Marty's Story - As Told By Two Journalists
Rescued Dog Needs Home, Loving Care
March 31, 2001
By Lisa Mascaro
VAN NUYS -- An emaciated dog that caretakers described as little more than a "bag of bones" and days from death when it was found now needs a place to call home, rescuers said Friday.
Marty, a 10- to 12-year-old Shar-Pei, is improving from one of the worst conditions rescuers have encountered, said the group C.A.R.E. Marty still faces ongoing medical needs, but otherwise is getting increasingly active.
"I've never seen anything like it. It's amazing he's still alive," said Carol Brooke, a member of Cat/Canine Assistance, Referral and Education in Sherman Oaks, and also a receptionist at the animal hospital treating the canine.
"There's so many animals that get dumped in the hills. This is what happens."
Rescuers said two teens hiking in the Box Canyon area found the dog more than a week ago, and brought it to one of the group members known in the neighborhood for saving canines.
Emaciated and dehydrated, the dog had been huddled near a tree, whimpering, the rescuers said. Brooke said carrying the dog was "like carrying a bag of bones down the hill."
After a few days at an animal emergency center, the group brought Marty to the Animal Medical Center in Van Nuys where he has undergone tests, X-rays and a special diet to bring him back to health, Brooke said.
At 16 pounds, he was half the weight a dog his size should be, said Lloyd Pilch, a veterinarian at the Animal Medical Center.
Pilch said in his 25 years as a vet, Marty is the most emaciated dog he's ever seen. "It's a pretty awful condition," he said.
Brooke said the dog suffers from cataracts, needs dental care and is still being tested for other possible medical problems. He also suffers from a skin infection that could take a few weeks to clear, the vet said.
Though Marty will need additional medical attention, she said, he also needs a home.
She suggested a calm environment would be best, and added that the canine is fairly inactive and appears to be house-trained. She expects he could live an additional four to six years.
"He just needs somebody who can pay attention to him," said Brooke. CARE. is seeking tax-deductible donations to help pay for his medical bills, which are expected to reach [in excess of] $1,000, she said. Also, the group will help pay for costs of food and medical care if the dog is taken into a temporary foster home setting.

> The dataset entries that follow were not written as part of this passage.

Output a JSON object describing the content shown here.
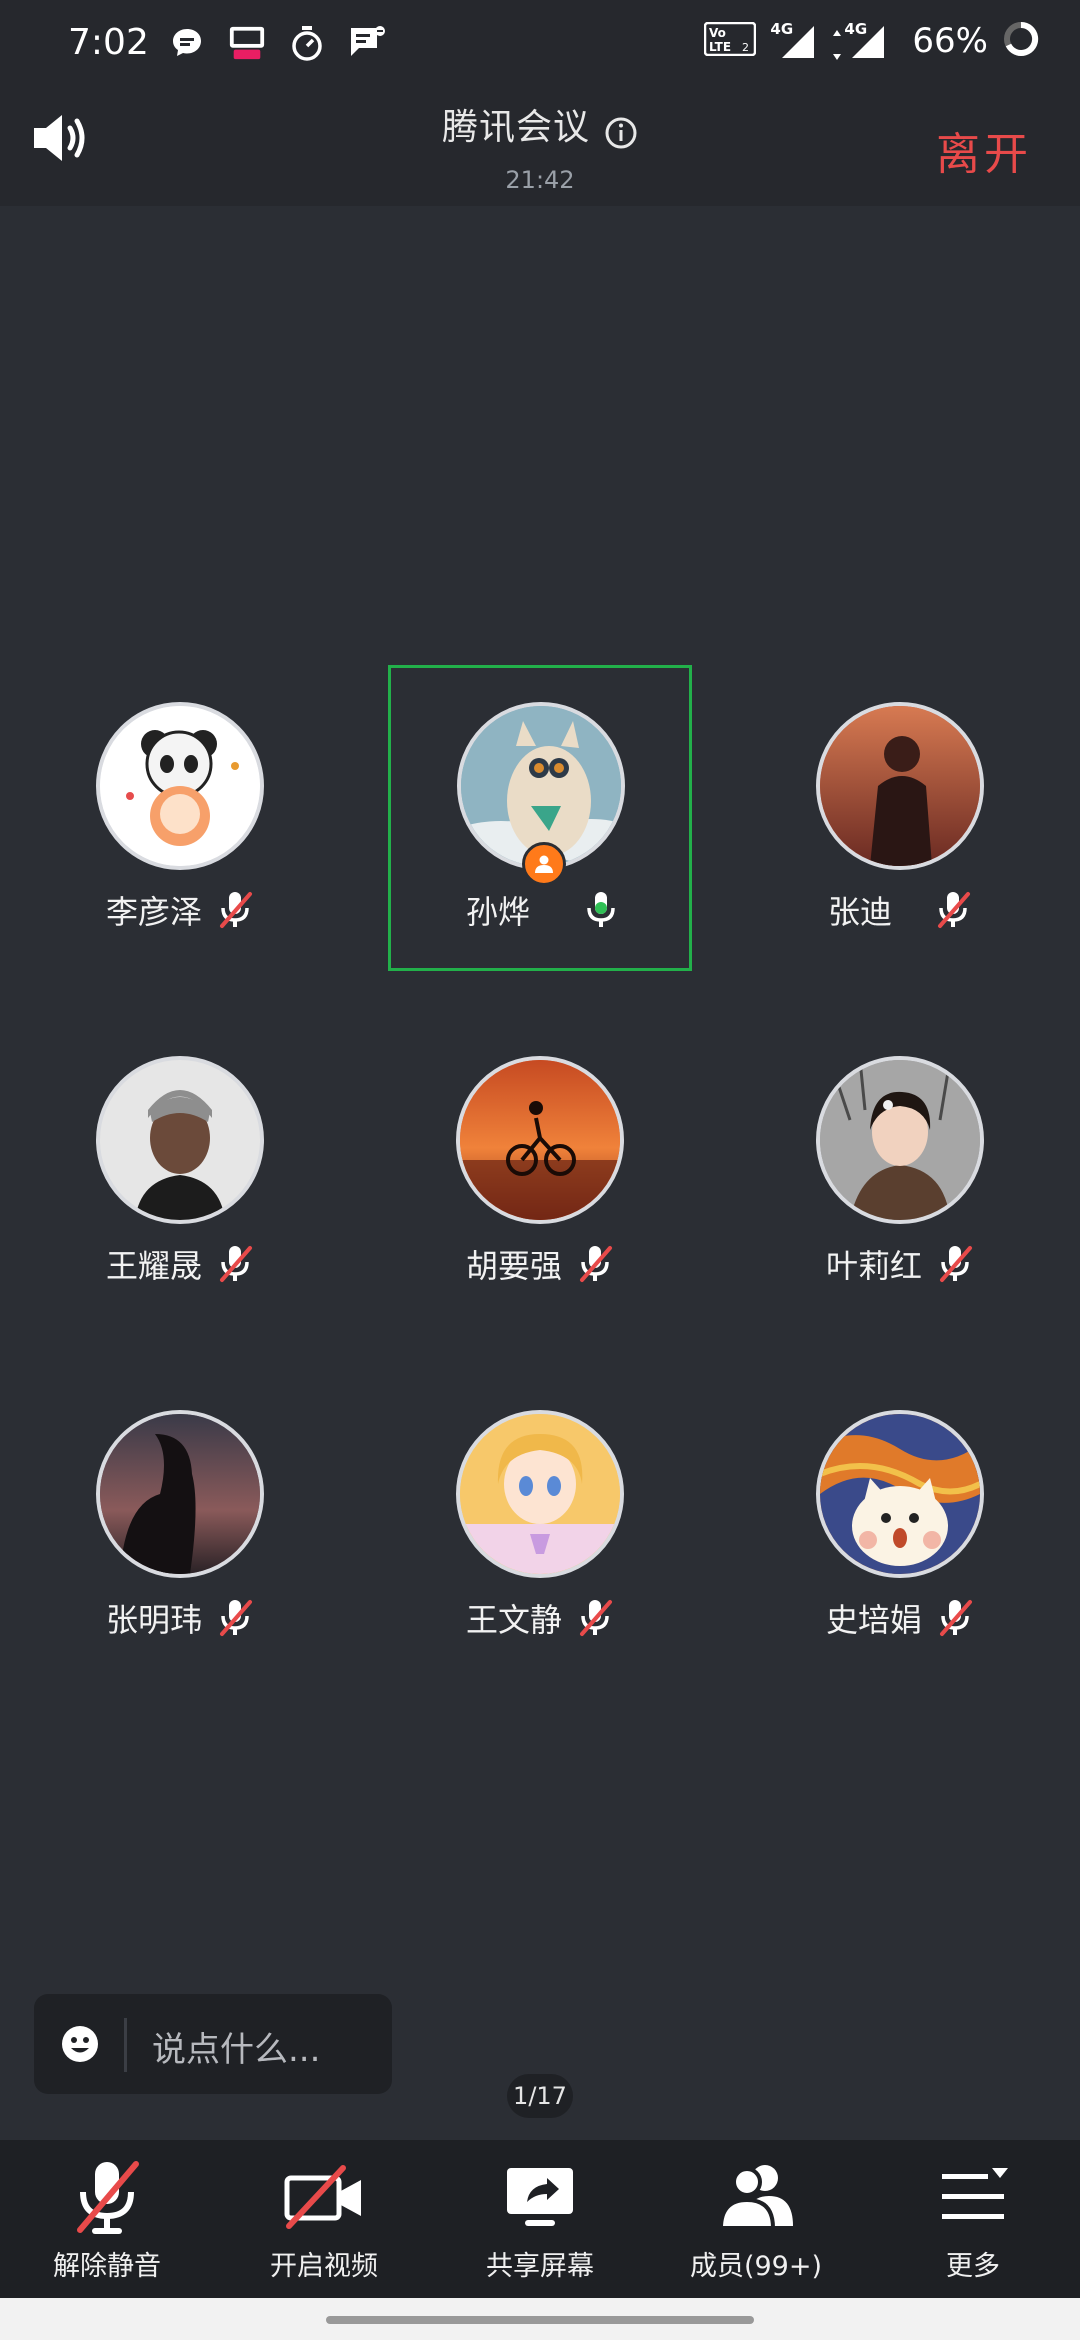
{
  "status_bar": {
    "time": "7:02",
    "battery": "66%",
    "icons": [
      "chat-bubble-icon",
      "app-badge-icon",
      "timer-icon",
      "message-icon",
      "volte-icon",
      "signal-4g-icon",
      "signal-4g-icon",
      "battery-ring-icon"
    ],
    "net_label_1": "4G",
    "net_label_2": "4G",
    "volte_label": "VoLTE"
  },
  "header": {
    "title": "腾讯会议",
    "duration": "21:42",
    "leave_label": "离开",
    "leave_color": "#e84a4a"
  },
  "participants": [
    {
      "name": "李彦泽",
      "mic": "muted",
      "avatar": "panda-sticker-avatar"
    },
    {
      "name": "孙烨",
      "mic": "active",
      "avatar": "cat-binoculars-avatar",
      "host": true,
      "speaking_highlight": true
    },
    {
      "name": "张迪",
      "mic": "muted",
      "avatar": "sunset-portrait-avatar"
    },
    {
      "name": "王耀晟",
      "mic": "muted",
      "avatar": "man-beanie-avatar"
    },
    {
      "name": "胡要强",
      "mic": "muted",
      "avatar": "cyclist-sunset-avatar"
    },
    {
      "name": "叶莉红",
      "mic": "muted",
      "avatar": "girl-tree-avatar"
    },
    {
      "name": "张明玮",
      "mic": "muted",
      "avatar": "silhouette-dusk-avatar"
    },
    {
      "name": "王文静",
      "mic": "muted",
      "avatar": "anime-girl-avatar"
    },
    {
      "name": "史培娟",
      "mic": "muted",
      "avatar": "scream-cat-avatar"
    }
  ],
  "chat": {
    "placeholder": "说点什么..."
  },
  "pager": {
    "label": "1/17"
  },
  "toolbar": {
    "items": [
      {
        "label": "解除静音",
        "icon": "mic-muted-icon"
      },
      {
        "label": "开启视频",
        "icon": "video-off-icon"
      },
      {
        "label": "共享屏幕",
        "icon": "share-screen-icon"
      },
      {
        "label": "成员(99+)",
        "icon": "members-icon"
      },
      {
        "label": "更多",
        "icon": "more-menu-icon"
      }
    ]
  },
  "colors": {
    "background": "#2b2e34",
    "toolbar": "#1e2024",
    "speaking_border": "#22b04a",
    "mute_slash": "#e84a4a",
    "mic_active": "#2fbf55",
    "host_badge": "#ff7a1a"
  }
}
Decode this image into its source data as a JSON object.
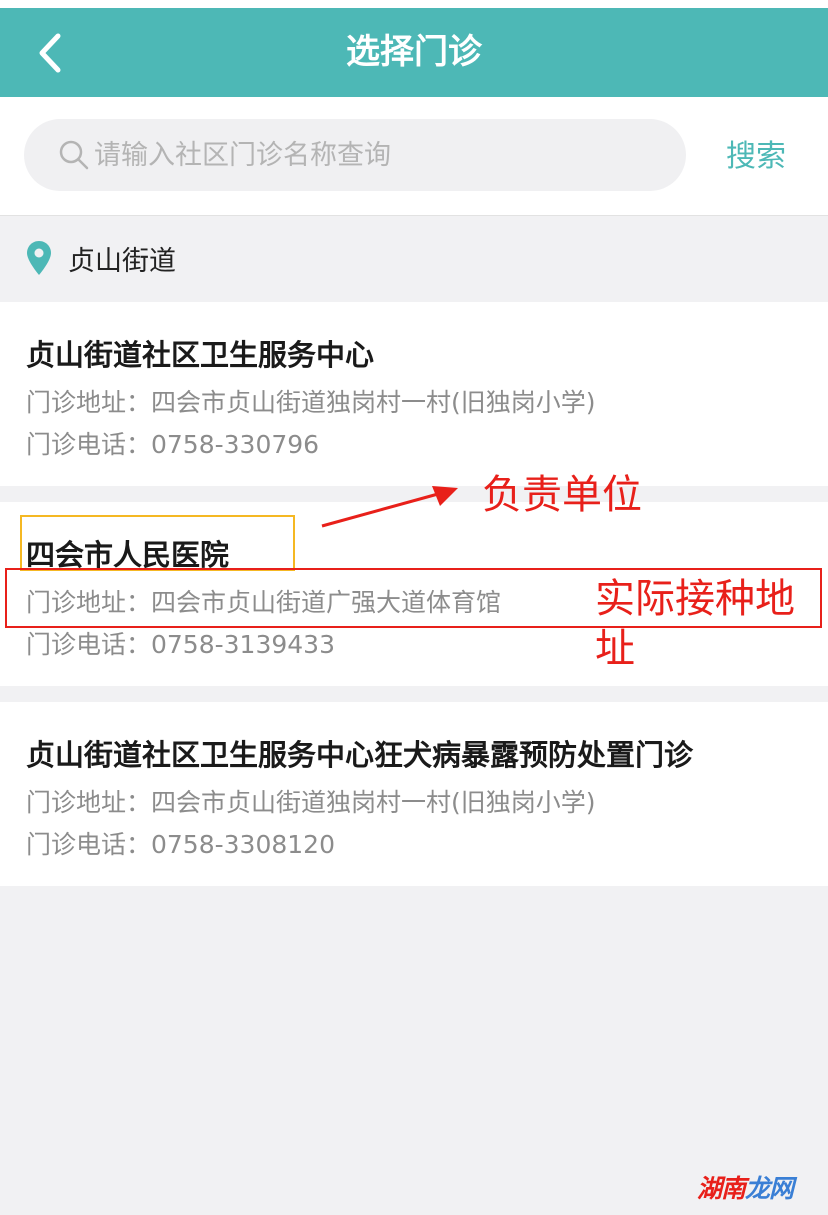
{
  "header": {
    "title": "选择门诊",
    "back_icon": "chevron-left-icon",
    "background": "#4db8b6"
  },
  "search": {
    "placeholder": "请输入社区门诊名称查询",
    "value": "",
    "button_label": "搜索",
    "icon": "search-icon"
  },
  "location": {
    "icon": "map-pin-icon",
    "label": "贞山街道"
  },
  "clinics": [
    {
      "name": "贞山街道社区卫生服务中心",
      "address": "门诊地址：四会市贞山街道独岗村一村(旧独岗小学)",
      "phone": "门诊电话：0758-330796"
    },
    {
      "name": "四会市人民医院",
      "address": "门诊地址：四会市贞山街道广强大道体育馆",
      "phone": "门诊电话：0758-3139433"
    },
    {
      "name": "贞山街道社区卫生服务中心狂犬病暴露预防处置门诊",
      "address": "门诊地址：四会市贞山街道独岗村一村(旧独岗小学)",
      "phone": "门诊电话：0758-3308120"
    }
  ],
  "annotations": {
    "responsible_unit": "负责单位",
    "actual_address": "实际接种地址",
    "color": "#e8201a",
    "highlight_color": "#f5b823"
  },
  "watermark": {
    "part1": "湖南",
    "part2": "龙网"
  }
}
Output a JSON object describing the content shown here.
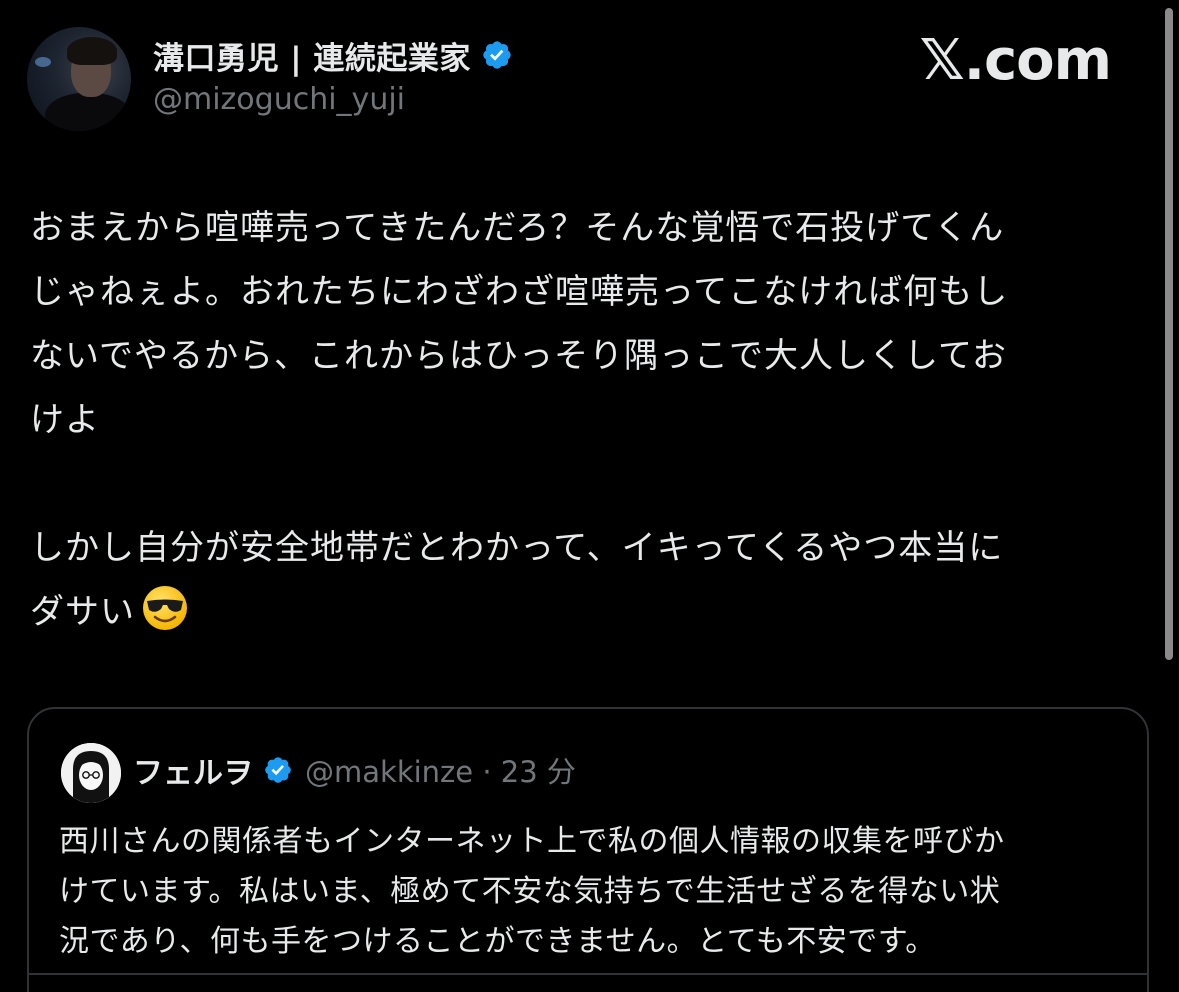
{
  "brand": {
    "logo_text": "𝕏.com"
  },
  "author": {
    "display_name": "溝口勇児 | 連続起業家",
    "handle": "@mizoguchi_yuji",
    "verified_icon": "verified-badge-icon"
  },
  "tweet": {
    "lines": [
      "おまえから喧嘩売ってきたんだろ？そんな覚悟で石投げてくん",
      "じゃねぇよ。おれたちにわざわざ喧嘩売ってこなければ何もし",
      "ないでやるから、これからはひっそり隅っこで大人しくしてお",
      "けよ"
    ],
    "lines2": [
      "しかし自分が安全地帯だとわかって、イキってくるやつ本当に",
      "ダサい"
    ],
    "emoji": "smiling-face-with-sunglasses-icon"
  },
  "quote": {
    "display_name": "フェルヲ",
    "handle_time": "@makkinze · 23 分",
    "verified_icon": "verified-badge-icon",
    "lines": [
      "西川さんの関係者もインターネット上で私の個人情報の収集を呼びか",
      "けています。私はいま、極めて不安な気持ちで生活せざるを得ない状",
      "況であり、何も手をつけることができません。とても不安です。"
    ]
  },
  "colors": {
    "background": "#000000",
    "text": "#e7e9ea",
    "secondary": "#71767b",
    "verified": "#1d9bf0",
    "border": "#2f3336"
  }
}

"He's really cute," she said. "If he could have a good home to live out his days."
Rejected Canine Returned to Health
May 16, 2001
By Jason Kandel
VAN NUYS -- More than a month after he was found starving in Box Canyon, Marty the shar-pei mix is set to be released to a foster family this week from a Van Nuys animal hospital.
"Before you could count every rib in his body," said Joanna Patrice, vice president of [CARE] a Sherman Oaks animal rescue organization.
"Now he looks solid, and muscular and shiny. He looks firm, strong, young and healthy."
Two unidentified teen-age boys found the starving and cold canine while hiking in the Box Canyon area between the Simi Valley and West Hills/Chatsworth.
They alerted Cat/Canine Assistance Referral and Education , the Sherman Oaks nonprofit organization.
The dog was then taken to the Animal Medical Center in Van Nuys, where he was fed a special diet to bring him back to health. He got his name after a directionless character played by Ernest Borgnine in the 1955 film "Marty."
As many celebrated Marty's comeback, some animal care workers still wonder who were the two teens who rescued the dog, and who abandoned a helpless animal in Box Canyon.........
Marty regained his health and went to live at the C.A.R.E. Sanctuary for several years. He then went home with a C.A.R.E. board member and lived happily there until crossing the Rainbow Bridge in 2007.